▶ HOW TO COMPLETE THIS TASK:
When the string "icon" occurs in a line of the records, show that line.

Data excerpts
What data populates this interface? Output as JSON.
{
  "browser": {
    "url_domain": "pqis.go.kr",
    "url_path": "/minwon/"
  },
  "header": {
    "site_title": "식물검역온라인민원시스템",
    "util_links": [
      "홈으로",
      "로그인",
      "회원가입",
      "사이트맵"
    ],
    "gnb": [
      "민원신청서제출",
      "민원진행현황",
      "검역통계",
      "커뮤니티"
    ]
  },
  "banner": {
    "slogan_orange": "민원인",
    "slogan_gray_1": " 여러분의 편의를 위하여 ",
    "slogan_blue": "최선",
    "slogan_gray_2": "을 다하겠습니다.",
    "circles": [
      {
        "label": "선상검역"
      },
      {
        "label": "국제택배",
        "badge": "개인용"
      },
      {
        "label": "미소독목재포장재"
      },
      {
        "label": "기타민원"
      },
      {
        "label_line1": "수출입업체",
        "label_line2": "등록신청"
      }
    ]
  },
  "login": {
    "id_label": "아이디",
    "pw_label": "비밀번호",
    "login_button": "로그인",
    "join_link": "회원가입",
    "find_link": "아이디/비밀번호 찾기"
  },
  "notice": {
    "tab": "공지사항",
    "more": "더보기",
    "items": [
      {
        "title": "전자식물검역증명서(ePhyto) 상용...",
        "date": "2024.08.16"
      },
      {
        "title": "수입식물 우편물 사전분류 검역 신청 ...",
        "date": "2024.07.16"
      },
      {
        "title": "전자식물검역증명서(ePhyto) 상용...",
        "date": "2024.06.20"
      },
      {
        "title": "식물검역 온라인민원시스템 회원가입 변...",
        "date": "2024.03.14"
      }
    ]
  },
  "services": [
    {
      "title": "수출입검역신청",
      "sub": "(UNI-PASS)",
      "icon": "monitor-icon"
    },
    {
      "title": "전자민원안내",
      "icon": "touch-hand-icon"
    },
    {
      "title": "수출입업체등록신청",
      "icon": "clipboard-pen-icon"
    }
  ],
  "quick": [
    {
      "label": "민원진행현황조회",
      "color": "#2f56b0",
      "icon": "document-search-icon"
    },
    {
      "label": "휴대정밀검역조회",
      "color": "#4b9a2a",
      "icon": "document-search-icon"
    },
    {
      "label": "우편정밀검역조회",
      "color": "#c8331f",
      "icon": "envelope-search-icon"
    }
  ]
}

▶ WORKED SOLUTION:
      "icon": "monitor-icon"
      "icon": "touch-hand-icon"
      "icon": "clipboard-pen-icon"
      "icon": "document-search-icon"
      "icon": "document-search-icon"
      "icon": "envelope-search-icon"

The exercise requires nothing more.